Brief CV

jim


Since 2001 I have been Head of Bioinformatics at the MRC Human Genetics Unit (HGU), one of the largest UK MRC research establishments. I am also Professor of Computational Biology at the Institute of Genetics and Cancer (IGC), University of Edinburgh. My group provides computational collaborative expertise to IGC clinical and experimental research groups, and also large research consortia such as the Scottish Genomes Partnership and the FANTOM projects. I am a committee member of the Genetics Society, the EpiGeneSys EU-wide network of excellence in epigenetics and systems biology, various MRC review panels and journal editorial boards. My PhD was in population genetics at the University of Edinburgh (1994), followed by postdoctoral stints at the University of Michigan and Trinity College Dublin exploring the first genome sequences derived from yeast and worms. In 1998 I joined the MRC Human Genetics Unit, studying the initial human genome sequence to understand human disease predisposition. These interests have continued to the present, with a current focus on gene regulation and structural variation in cancers and developmental disorders.

I lead a MRC research programme at HGU, studying mutational processes in two contexts: in the germline and early embryo, where mutation can disrupt developmental expression patterns, and in tumours, where complex mutational patterns drive tumourigenesis and cancer patient outcomes. We will pursue specific aims, linking mutation to gene regulation and disease, motivated by three questions. What are the origins and impact of mutations in development? How does structural complexity drive tumour evolution? What is the predictive value of combinatorial genomic biomarkers in cancer?

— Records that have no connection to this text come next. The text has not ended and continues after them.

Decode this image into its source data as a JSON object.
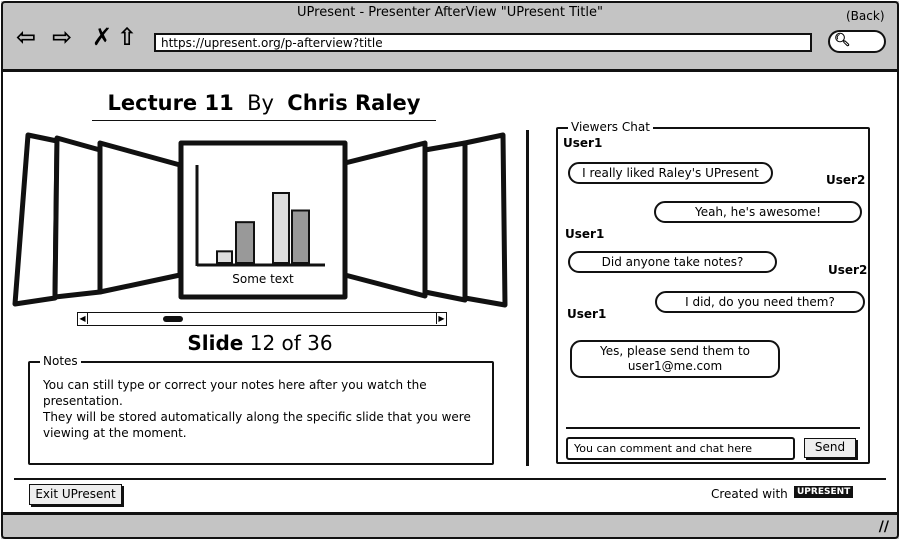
{
  "window": {
    "title": "UPresent - Presenter AfterView \"UPresent Title\"",
    "back_label": "(Back)",
    "url": "https://upresent.org/p-afterview?title"
  },
  "header": {
    "lecture": "Lecture 11",
    "by": "By",
    "author": "Chris Raley"
  },
  "slide": {
    "caption": "Some text",
    "label": "Slide",
    "current": "12 of 36",
    "bars": [
      1,
      3.5,
      6,
      4.5
    ],
    "scroll_position": 0.25
  },
  "notes": {
    "legend": "Notes",
    "text": "You can still type or correct your notes here after you watch the presentation.\nThey will be stored automatically along the specific slide that you were viewing at the moment."
  },
  "chat": {
    "legend": "Viewers Chat",
    "messages": [
      {
        "user": "User1",
        "text": "I really liked Raley's UPresent"
      },
      {
        "user": "User2",
        "text": "Yeah, he's awesome!"
      },
      {
        "user": "User1",
        "text": "Did anyone take notes?"
      },
      {
        "user": "User2",
        "text": "I did, do you need them?"
      },
      {
        "user": "User1",
        "text": "Yes, please send them to user1@me.com"
      }
    ],
    "input_placeholder": "You can comment and chat here",
    "send_label": "Send"
  },
  "footer": {
    "exit_label": "Exit UPresent",
    "created_with": "Created with",
    "logo": "UPRESENT"
  }
}
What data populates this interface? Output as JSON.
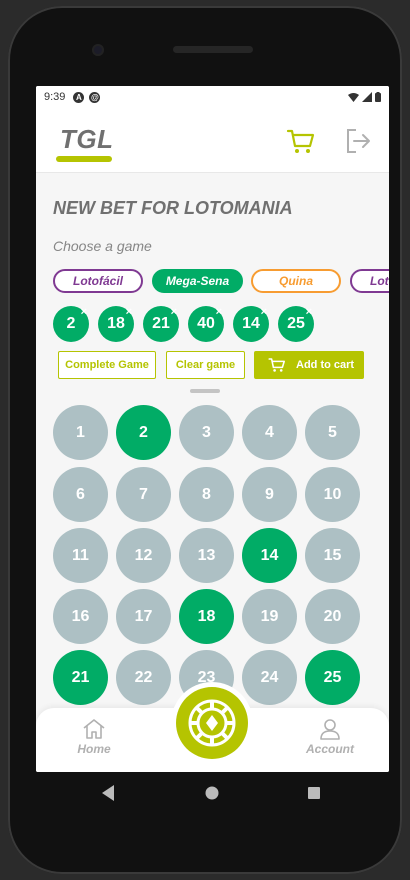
{
  "status_bar": {
    "time": "9:39",
    "badge_a": "A",
    "badge_b": "@"
  },
  "header": {
    "logo": "TGL"
  },
  "page": {
    "title": "NEW BET FOR LOTOMANIA",
    "subtitle": "Choose a game"
  },
  "games": [
    {
      "label": "Lotofácil",
      "color": "#7f3992",
      "selected": false
    },
    {
      "label": "Mega-Sena",
      "color": "#01ac66",
      "selected": true
    },
    {
      "label": "Quina",
      "color": "#f79c31",
      "selected": false
    },
    {
      "label": "Lotomania",
      "color": "#7f3992",
      "selected": false
    }
  ],
  "selected_numbers": [
    "2",
    "18",
    "21",
    "40",
    "14",
    "25"
  ],
  "actions": {
    "complete": "Complete Game",
    "clear": "Clear game",
    "add_to_cart": "Add to cart"
  },
  "grid": {
    "numbers": [
      "1",
      "2",
      "3",
      "4",
      "5",
      "6",
      "7",
      "8",
      "9",
      "10",
      "11",
      "12",
      "13",
      "14",
      "15",
      "16",
      "17",
      "18",
      "19",
      "20",
      "21",
      "22",
      "23",
      "24",
      "25"
    ],
    "selected": [
      "2",
      "14",
      "18",
      "21",
      "25"
    ]
  },
  "bottom_nav": {
    "home": "Home",
    "account": "Account"
  },
  "colors": {
    "accent": "#b5c401",
    "selected_green": "#01ac66",
    "number_gray": "#adc0c4",
    "text_gray": "#707070"
  }
}
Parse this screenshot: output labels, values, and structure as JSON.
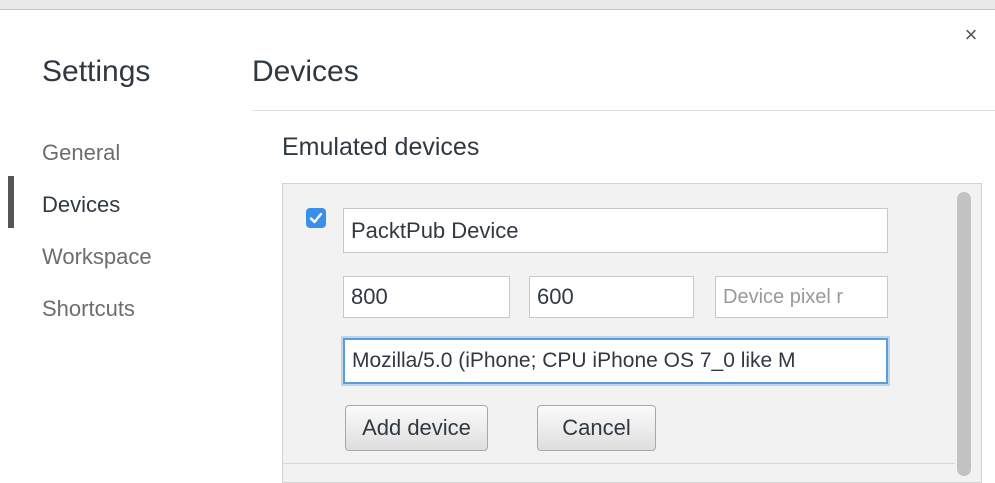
{
  "dialog": {
    "title": "Settings",
    "close_symbol": "×"
  },
  "sidebar": {
    "items": [
      {
        "label": "General",
        "active": false
      },
      {
        "label": "Devices",
        "active": true
      },
      {
        "label": "Workspace",
        "active": false
      },
      {
        "label": "Shortcuts",
        "active": false
      }
    ]
  },
  "page": {
    "title": "Devices",
    "section_title": "Emulated devices"
  },
  "device_form": {
    "enabled": true,
    "name_value": "PacktPub Device",
    "width_value": "800",
    "height_value": "600",
    "pixel_ratio_placeholder": "Device pixel r",
    "user_agent_value": "Mozilla/5.0 (iPhone; CPU iPhone OS 7_0 like M",
    "add_label": "Add device",
    "cancel_label": "Cancel"
  },
  "colors": {
    "accent": "#3b8fe9",
    "focus_ring": "#5b9dd9",
    "active_indicator": "#555555"
  },
  "icons": {
    "close": "close-icon",
    "check": "checkmark-icon"
  }
}
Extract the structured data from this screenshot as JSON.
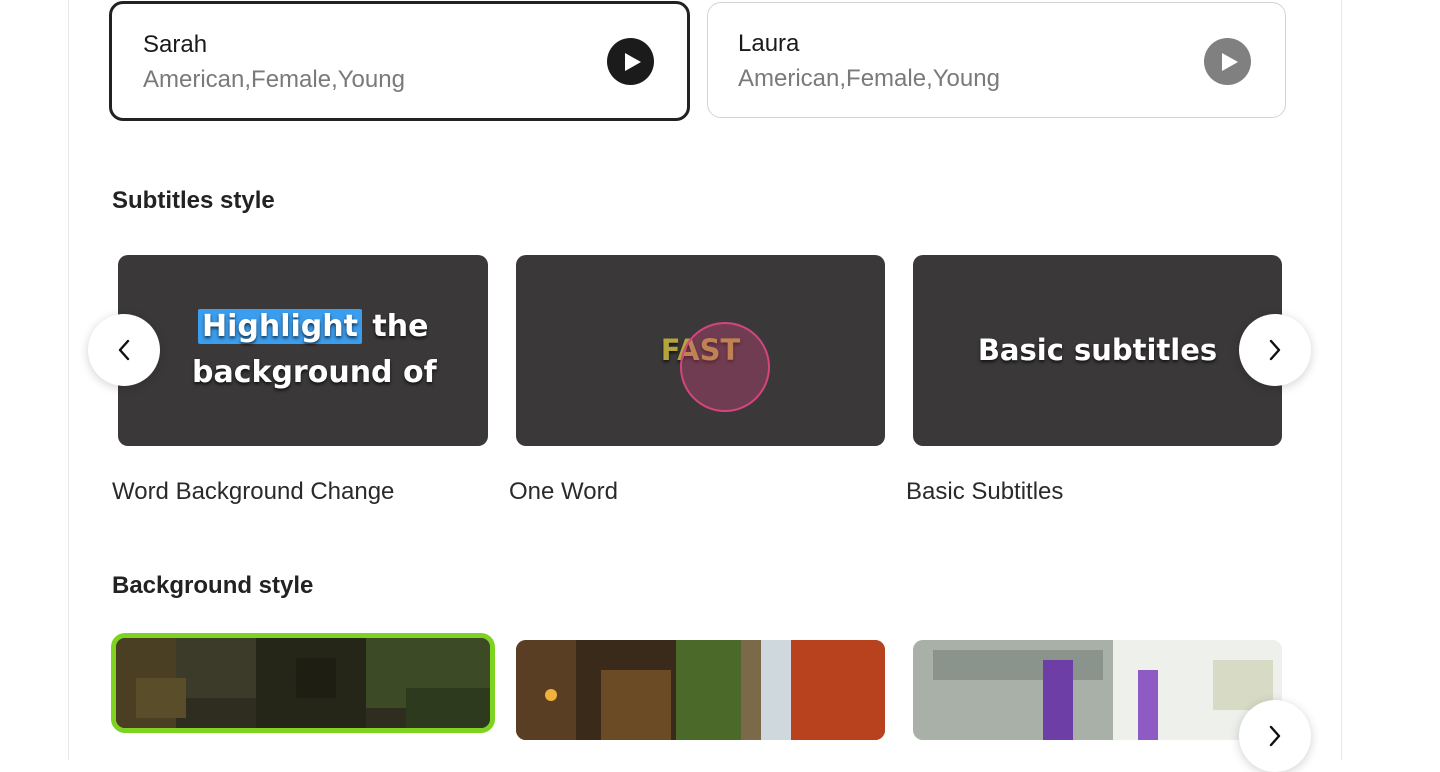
{
  "voices": [
    {
      "name": "Sarah",
      "description": "American,Female,Young",
      "selected": true
    },
    {
      "name": "Laura",
      "description": "American,Female,Young",
      "selected": false
    }
  ],
  "subtitles": {
    "title": "Subtitles style",
    "styles": [
      {
        "label": "Word Background Change",
        "preview_highlight": "Highlight",
        "preview_rest_line1": " the",
        "preview_line2": "background of"
      },
      {
        "label": "One Word",
        "preview": "FAST"
      },
      {
        "label": "Basic Subtitles",
        "preview": "Basic subtitles"
      }
    ]
  },
  "background": {
    "title": "Background style"
  },
  "icons": {
    "play": "play-icon",
    "prev": "chevron-left-icon",
    "next": "chevron-right-icon"
  },
  "colors": {
    "selected_border": "#222222",
    "highlight": "#3b9ded",
    "fast_text": "#b3a43c",
    "cursor_ring": "#d4457d",
    "background_selected": "#7ed321"
  }
}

Present position:

Head of Bioinformatics, IGC; MRC HGU Programme Leader; Professor of Computational Biology

University of Edinburgh, UK

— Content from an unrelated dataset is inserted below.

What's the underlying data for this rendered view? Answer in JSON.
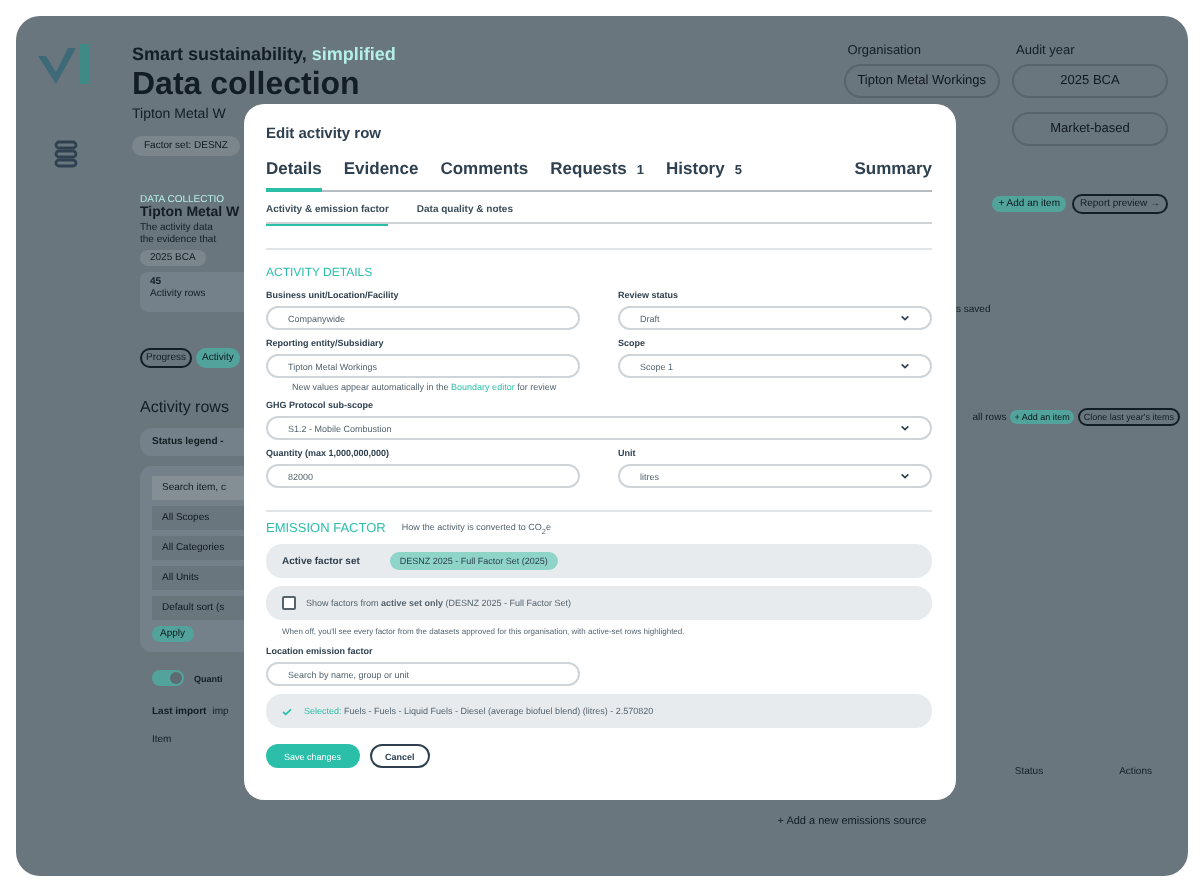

2001-present

I run a laboratory carrying out novel research in computational genomics and human disease. Our research activities span genomics, transcriptomics and epigenomics, to understand the underlying basis of human and model organism phenotypes. We are particularly interested in the evolution of gene regulation in the human genome and the disruptions to genome function in human diseases such as cancers. In addition I head the institute Bioinformatics Core providing education, advice and collaborative expertise to all current research programs.


Postdoctoral work:

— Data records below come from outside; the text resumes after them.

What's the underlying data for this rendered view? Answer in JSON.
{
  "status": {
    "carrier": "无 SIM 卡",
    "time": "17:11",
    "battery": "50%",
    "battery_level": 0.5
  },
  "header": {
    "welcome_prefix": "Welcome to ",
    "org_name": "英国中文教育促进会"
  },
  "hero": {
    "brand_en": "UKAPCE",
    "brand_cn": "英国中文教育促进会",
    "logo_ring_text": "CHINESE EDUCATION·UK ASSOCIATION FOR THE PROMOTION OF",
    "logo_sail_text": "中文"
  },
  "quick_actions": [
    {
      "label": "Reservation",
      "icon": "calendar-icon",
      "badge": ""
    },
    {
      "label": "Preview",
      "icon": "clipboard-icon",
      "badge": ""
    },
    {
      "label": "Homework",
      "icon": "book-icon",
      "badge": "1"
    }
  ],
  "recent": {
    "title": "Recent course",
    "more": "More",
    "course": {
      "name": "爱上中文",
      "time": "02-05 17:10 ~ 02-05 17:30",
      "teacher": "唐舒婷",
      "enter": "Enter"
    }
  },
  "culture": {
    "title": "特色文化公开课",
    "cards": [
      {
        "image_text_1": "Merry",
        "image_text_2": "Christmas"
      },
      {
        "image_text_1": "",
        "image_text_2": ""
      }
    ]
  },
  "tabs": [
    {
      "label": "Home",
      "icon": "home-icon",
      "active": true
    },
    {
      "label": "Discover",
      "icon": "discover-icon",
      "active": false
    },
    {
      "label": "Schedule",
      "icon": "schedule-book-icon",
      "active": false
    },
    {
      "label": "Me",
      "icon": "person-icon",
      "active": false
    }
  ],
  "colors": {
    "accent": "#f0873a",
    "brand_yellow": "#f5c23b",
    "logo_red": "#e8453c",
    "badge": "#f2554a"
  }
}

Staff Bioinformaticist

MRC Human Genetics Unit, UK

1998-2001

Collaborative sequence analysis developing custom solutions for a wide variety of groups involved in everything from yeast cell biology to human genetic disease susceptibility, including the first demonstration of a rare human translocation causing psychiatric disease.

EU funded postdoctoral research fellow

Trinity College Dublin, Ireland

1996-1998

Investigation of the extent and patterns of gene duplication and gene conversion in the first releases of whole genome sequence data from C. elegans.

NIH funded postdoctoral research fellow

University of Michigan, USA

1994-1996

Empirical investigations of the evolution and maintenance of structural polymorphisms spontaneously arising in large, monoclonal microbial populations.


Thesis work:

PhD in population genetics

University of Edinburgh, UK

1990-1994

Experiments examining mechanisms underlying the maintenance of inversion polymorphisms using large populations of D. melanogaster and computer simulation.